>>>
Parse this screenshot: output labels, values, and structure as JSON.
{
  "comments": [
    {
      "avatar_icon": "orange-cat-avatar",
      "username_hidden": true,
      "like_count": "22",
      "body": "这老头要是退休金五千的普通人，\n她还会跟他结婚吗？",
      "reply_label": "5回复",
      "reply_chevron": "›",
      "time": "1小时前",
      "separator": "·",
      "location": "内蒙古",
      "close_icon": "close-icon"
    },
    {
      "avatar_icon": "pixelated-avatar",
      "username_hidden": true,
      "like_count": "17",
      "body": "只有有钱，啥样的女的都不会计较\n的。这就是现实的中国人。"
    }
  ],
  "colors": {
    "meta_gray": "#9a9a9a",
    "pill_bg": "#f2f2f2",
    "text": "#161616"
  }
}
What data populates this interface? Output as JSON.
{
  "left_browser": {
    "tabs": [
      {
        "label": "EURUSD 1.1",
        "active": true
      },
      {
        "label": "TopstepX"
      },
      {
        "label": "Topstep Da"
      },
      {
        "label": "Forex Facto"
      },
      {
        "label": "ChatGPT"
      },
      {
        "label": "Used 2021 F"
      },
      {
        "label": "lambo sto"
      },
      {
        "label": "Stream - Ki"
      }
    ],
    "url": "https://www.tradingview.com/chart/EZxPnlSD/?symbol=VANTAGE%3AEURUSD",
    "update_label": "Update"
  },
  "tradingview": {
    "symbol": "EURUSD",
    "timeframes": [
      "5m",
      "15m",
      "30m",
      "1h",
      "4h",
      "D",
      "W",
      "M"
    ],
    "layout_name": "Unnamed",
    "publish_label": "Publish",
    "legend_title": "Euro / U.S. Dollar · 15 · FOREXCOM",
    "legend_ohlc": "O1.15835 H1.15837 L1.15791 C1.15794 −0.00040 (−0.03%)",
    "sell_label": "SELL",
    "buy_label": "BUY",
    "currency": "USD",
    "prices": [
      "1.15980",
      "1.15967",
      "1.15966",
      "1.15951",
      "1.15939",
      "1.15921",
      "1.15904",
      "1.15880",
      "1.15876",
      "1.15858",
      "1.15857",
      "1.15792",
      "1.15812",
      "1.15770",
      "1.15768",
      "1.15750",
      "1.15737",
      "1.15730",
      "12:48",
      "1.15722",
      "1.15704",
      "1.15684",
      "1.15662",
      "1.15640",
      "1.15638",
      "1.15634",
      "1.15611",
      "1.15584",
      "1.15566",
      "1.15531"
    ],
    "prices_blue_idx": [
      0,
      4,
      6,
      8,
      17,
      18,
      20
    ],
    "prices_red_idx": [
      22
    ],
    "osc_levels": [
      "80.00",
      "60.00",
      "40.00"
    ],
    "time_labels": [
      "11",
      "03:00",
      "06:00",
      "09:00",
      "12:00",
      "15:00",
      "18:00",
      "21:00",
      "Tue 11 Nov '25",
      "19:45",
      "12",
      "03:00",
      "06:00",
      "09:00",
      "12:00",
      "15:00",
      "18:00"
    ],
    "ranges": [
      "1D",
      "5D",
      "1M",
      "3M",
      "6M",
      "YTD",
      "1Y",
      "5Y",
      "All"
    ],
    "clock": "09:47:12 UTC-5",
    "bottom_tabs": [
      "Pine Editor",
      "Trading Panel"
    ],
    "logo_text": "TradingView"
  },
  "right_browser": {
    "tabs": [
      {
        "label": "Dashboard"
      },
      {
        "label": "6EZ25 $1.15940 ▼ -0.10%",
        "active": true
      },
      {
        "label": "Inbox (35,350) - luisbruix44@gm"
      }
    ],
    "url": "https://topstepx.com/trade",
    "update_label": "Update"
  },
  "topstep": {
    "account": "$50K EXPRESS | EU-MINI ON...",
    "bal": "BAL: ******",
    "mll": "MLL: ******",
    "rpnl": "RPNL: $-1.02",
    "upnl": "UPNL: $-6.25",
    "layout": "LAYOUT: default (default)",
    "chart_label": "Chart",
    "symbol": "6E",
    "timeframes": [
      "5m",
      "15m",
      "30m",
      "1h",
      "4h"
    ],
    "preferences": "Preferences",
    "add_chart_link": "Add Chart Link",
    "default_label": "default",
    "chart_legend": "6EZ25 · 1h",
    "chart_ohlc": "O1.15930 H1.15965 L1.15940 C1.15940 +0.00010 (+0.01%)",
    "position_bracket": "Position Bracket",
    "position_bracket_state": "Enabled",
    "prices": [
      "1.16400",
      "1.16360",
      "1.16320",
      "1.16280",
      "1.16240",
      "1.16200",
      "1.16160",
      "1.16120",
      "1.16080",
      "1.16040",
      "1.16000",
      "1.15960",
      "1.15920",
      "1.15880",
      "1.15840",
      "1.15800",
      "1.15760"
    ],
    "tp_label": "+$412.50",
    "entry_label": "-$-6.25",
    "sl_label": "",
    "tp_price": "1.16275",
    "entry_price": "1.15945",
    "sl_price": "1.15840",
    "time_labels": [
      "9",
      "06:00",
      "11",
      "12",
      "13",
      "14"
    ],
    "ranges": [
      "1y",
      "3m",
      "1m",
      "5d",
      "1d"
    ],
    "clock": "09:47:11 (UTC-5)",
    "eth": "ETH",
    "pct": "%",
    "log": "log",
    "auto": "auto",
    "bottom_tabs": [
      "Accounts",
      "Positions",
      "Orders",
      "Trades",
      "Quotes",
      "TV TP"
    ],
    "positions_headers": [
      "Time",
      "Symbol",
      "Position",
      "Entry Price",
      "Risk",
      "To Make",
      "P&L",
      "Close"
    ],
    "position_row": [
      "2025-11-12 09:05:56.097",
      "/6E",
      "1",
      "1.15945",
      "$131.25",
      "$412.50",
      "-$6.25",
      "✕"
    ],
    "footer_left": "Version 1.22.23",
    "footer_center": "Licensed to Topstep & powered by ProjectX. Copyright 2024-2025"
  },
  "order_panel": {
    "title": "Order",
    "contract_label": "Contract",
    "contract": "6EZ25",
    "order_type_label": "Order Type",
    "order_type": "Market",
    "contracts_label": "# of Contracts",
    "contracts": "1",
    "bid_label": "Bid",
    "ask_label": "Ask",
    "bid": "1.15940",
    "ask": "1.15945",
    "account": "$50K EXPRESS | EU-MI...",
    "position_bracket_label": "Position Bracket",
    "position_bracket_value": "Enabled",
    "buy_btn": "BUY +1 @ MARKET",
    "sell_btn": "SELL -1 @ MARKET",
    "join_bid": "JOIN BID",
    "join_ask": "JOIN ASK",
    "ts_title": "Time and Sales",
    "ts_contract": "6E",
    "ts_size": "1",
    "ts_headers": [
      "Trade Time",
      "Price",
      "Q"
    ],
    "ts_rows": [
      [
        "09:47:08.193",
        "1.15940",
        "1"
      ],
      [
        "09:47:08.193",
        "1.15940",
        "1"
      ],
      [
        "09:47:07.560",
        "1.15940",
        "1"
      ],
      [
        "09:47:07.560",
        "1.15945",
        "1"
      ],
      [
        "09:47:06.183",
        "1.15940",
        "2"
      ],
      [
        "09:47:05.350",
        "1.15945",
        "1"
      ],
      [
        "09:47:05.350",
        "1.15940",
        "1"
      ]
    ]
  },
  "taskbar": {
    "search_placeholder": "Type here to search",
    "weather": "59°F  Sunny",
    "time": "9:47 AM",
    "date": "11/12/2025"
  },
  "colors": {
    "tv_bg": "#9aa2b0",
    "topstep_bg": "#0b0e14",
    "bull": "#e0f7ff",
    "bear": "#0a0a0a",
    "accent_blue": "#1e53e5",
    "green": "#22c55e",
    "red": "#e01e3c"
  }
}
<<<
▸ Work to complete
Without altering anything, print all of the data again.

▸ Your solution
Parse this screenshot: output labels, values, and structure as JSON.
{
  "comments": [
    {
      "avatar_icon": "orange-cat-avatar",
      "username_hidden": true,
      "like_count": "22",
      "body": "这老头要是退休金五千的普通人，\n她还会跟他结婚吗？",
      "reply_label": "5回复",
      "reply_chevron": "›",
      "time": "1小时前",
      "separator": "·",
      "location": "内蒙古",
      "close_icon": "close-icon"
    },
    {
      "avatar_icon": "pixelated-avatar",
      "username_hidden": true,
      "like_count": "17",
      "body": "只有有钱，啥样的女的都不会计较\n的。这就是现实的中国人。"
    }
  ],
  "colors": {
    "meta_gray": "#9a9a9a",
    "pill_bg": "#f2f2f2",
    "text": "#161616"
  }
}
What data populates this interface? Output as JSON.
{
  "left_browser": {
    "tabs": [
      {
        "label": "EURUSD 1.1",
        "active": true
      },
      {
        "label": "TopstepX"
      },
      {
        "label": "Topstep Da"
      },
      {
        "label": "Forex Facto"
      },
      {
        "label": "ChatGPT"
      },
      {
        "label": "Used 2021 F"
      },
      {
        "label": "lambo sto"
      },
      {
        "label": "Stream - Ki"
      }
    ],
    "url": "https://www.tradingview.com/chart/EZxPnlSD/?symbol=VANTAGE%3AEURUSD",
    "update_label": "Update"
  },
  "tradingview": {
    "symbol": "EURUSD",
    "timeframes": [
      "5m",
      "15m",
      "30m",
      "1h",
      "4h",
      "D",
      "W",
      "M"
    ],
    "layout_name": "Unnamed",
    "publish_label": "Publish",
    "legend_title": "Euro / U.S. Dollar · 15 · FOREXCOM",
    "legend_ohlc": "O1.15835 H1.15837 L1.15791 C1.15794 −0.00040 (−0.03%)",
    "sell_label": "SELL",
    "buy_label": "BUY",
    "currency": "USD",
    "prices": [
      "1.15980",
      "1.15967",
      "1.15966",
      "1.15951",
      "1.15939",
      "1.15921",
      "1.15904",
      "1.15880",
      "1.15876",
      "1.15858",
      "1.15857",
      "1.15792",
      "1.15812",
      "1.15770",
      "1.15768",
      "1.15750",
      "1.15737",
      "1.15730",
      "12:48",
      "1.15722",
      "1.15704",
      "1.15684",
      "1.15662",
      "1.15640",
      "1.15638",
      "1.15634",
      "1.15611",
      "1.15584",
      "1.15566",
      "1.15531"
    ],
    "prices_blue_idx": [
      0,
      4,
      6,
      8,
      17,
      18,
      20
    ],
    "prices_red_idx": [
      22
    ],
    "osc_levels": [
      "80.00",
      "60.00",
      "40.00"
    ],
    "time_labels": [
      "11",
      "03:00",
      "06:00",
      "09:00",
      "12:00",
      "15:00",
      "18:00",
      "21:00",
      "Tue 11 Nov '25",
      "19:45",
      "12",
      "03:00",
      "06:00",
      "09:00",
      "12:00",
      "15:00",
      "18:00"
    ],
    "ranges": [
      "1D",
      "5D",
      "1M",
      "3M",
      "6M",
      "YTD",
      "1Y",
      "5Y",
      "All"
    ],
    "clock": "09:47:12 UTC-5",
    "bottom_tabs": [
      "Pine Editor",
      "Trading Panel"
    ],
    "logo_text": "TradingView"
  },
  "right_browser": {
    "tabs": [
      {
        "label": "Dashboard"
      },
      {
        "label": "6EZ25 $1.15940 ▼ -0.10%",
        "active": true
      },
      {
        "label": "Inbox (35,350) - luisbruix44@gm"
      }
    ],
    "url": "https://topstepx.com/trade",
    "update_label": "Update"
  },
  "topstep": {
    "account": "$50K EXPRESS | EU-MINI ON...",
    "bal": "BAL: ******",
    "mll": "MLL: ******",
    "rpnl": "RPNL: $-1.02",
    "upnl": "UPNL: $-6.25",
    "layout": "LAYOUT: default (default)",
    "chart_label": "Chart",
    "symbol": "6E",
    "timeframes": [
      "5m",
      "15m",
      "30m",
      "1h",
      "4h"
    ],
    "preferences": "Preferences",
    "add_chart_link": "Add Chart Link",
    "default_label": "default",
    "chart_legend": "6EZ25 · 1h",
    "chart_ohlc": "O1.15930 H1.15965 L1.15940 C1.15940 +0.00010 (+0.01%)",
    "position_bracket": "Position Bracket",
    "position_bracket_state": "Enabled",
    "prices": [
      "1.16400",
      "1.16360",
      "1.16320",
      "1.16280",
      "1.16240",
      "1.16200",
      "1.16160",
      "1.16120",
      "1.16080",
      "1.16040",
      "1.16000",
      "1.15960",
      "1.15920",
      "1.15880",
      "1.15840",
      "1.15800",
      "1.15760"
    ],
    "tp_label": "+$412.50",
    "entry_label": "-$-6.25",
    "sl_label": "",
    "tp_price": "1.16275",
    "entry_price": "1.15945",
    "sl_price": "1.15840",
    "time_labels": [
      "9",
      "06:00",
      "11",
      "12",
      "13",
      "14"
    ],
    "ranges": [
      "1y",
      "3m",
      "1m",
      "5d",
      "1d"
    ],
    "clock": "09:47:11 (UTC-5)",
    "eth": "ETH",
    "pct": "%",
    "log": "log",
    "auto": "auto",
    "bottom_tabs": [
      "Accounts",
      "Positions",
      "Orders",
      "Trades",
      "Quotes",
      "TV TP"
    ],
    "positions_headers": [
      "Time",
      "Symbol",
      "Position",
      "Entry Price",
      "Risk",
      "To Make",
      "P&L",
      "Close"
    ],
    "position_row": [
      "2025-11-12 09:05:56.097",
      "/6E",
      "1",
      "1.15945",
      "$131.25",
      "$412.50",
      "-$6.25",
      "✕"
    ],
    "footer_left": "Version 1.22.23",
    "footer_center": "Licensed to Topstep & powered by ProjectX. Copyright 2024-2025"
  },
  "order_panel": {
    "title": "Order",
    "contract_label": "Contract",
    "contract": "6EZ25",
    "order_type_label": "Order Type",
    "order_type": "Market",
    "contracts_label": "# of Contracts",
    "contracts": "1",
    "bid_label": "Bid",
    "ask_label": "Ask",
    "bid": "1.15940",
    "ask": "1.15945",
    "account": "$50K EXPRESS | EU-MI...",
    "position_bracket_label": "Position Bracket",
    "position_bracket_value": "Enabled",
    "buy_btn": "BUY +1 @ MARKET",
    "sell_btn": "SELL -1 @ MARKET",
    "join_bid": "JOIN BID",
    "join_ask": "JOIN ASK",
    "ts_title": "Time and Sales",
    "ts_contract": "6E",
    "ts_size": "1",
    "ts_headers": [
      "Trade Time",
      "Price",
      "Q"
    ],
    "ts_rows": [
      [
        "09:47:08.193",
        "1.15940",
        "1"
      ],
      [
        "09:47:08.193",
        "1.15940",
        "1"
      ],
      [
        "09:47:07.560",
        "1.15940",
        "1"
      ],
      [
        "09:47:07.560",
        "1.15945",
        "1"
      ],
      [
        "09:47:06.183",
        "1.15940",
        "2"
      ],
      [
        "09:47:05.350",
        "1.15945",
        "1"
      ],
      [
        "09:47:05.350",
        "1.15940",
        "1"
      ]
    ]
  },
  "taskbar": {
    "search_placeholder": "Type here to search",
    "weather": "59°F  Sunny",
    "time": "9:47 AM",
    "date": "11/12/2025"
  },
  "colors": {
    "tv_bg": "#9aa2b0",
    "topstep_bg": "#0b0e14",
    "bull": "#e0f7ff",
    "bear": "#0a0a0a",
    "accent_blue": "#1e53e5",
    "green": "#22c55e",
    "red": "#e01e3c"
  }
}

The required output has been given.